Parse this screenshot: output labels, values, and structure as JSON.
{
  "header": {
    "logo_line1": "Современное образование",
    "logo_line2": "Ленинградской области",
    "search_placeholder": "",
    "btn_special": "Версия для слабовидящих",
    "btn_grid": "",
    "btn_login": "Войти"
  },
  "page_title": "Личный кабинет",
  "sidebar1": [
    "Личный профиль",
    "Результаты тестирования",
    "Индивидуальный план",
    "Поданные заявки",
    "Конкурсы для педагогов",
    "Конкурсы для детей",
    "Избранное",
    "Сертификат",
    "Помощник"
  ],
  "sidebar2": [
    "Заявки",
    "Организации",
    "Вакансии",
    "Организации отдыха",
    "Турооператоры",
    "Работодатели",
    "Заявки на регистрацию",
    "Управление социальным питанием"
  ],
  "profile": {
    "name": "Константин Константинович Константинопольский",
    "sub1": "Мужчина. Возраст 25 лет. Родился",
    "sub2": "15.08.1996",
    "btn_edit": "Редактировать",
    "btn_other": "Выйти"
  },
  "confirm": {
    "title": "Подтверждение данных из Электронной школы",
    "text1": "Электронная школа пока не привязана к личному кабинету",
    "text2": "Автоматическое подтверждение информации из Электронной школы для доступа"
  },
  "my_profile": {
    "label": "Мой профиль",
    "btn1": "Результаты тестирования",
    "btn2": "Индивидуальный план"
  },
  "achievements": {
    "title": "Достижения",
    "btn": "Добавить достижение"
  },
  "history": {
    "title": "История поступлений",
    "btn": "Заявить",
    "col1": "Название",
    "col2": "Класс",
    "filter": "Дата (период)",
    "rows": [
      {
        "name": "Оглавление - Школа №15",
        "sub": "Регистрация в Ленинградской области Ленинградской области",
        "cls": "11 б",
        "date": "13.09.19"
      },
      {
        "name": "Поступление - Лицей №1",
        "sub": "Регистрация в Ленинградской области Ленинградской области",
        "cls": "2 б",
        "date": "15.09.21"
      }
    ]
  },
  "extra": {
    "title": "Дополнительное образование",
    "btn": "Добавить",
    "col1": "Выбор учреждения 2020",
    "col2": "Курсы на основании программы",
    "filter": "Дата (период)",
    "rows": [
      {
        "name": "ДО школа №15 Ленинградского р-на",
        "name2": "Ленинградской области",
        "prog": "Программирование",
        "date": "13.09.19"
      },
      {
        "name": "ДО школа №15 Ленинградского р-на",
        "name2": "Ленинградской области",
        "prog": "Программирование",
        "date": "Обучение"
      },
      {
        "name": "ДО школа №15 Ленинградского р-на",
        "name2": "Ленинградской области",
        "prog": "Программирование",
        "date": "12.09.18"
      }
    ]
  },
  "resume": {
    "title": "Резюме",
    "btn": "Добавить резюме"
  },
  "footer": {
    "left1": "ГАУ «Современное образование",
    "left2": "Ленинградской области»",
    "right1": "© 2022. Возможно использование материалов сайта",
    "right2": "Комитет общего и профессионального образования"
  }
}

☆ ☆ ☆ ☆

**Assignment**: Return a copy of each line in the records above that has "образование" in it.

**Finished exercise**:
    "logo_line1": "Современное образование",
    "title": "Дополнительное образование",
    "left1": "ГАУ «Современное образование",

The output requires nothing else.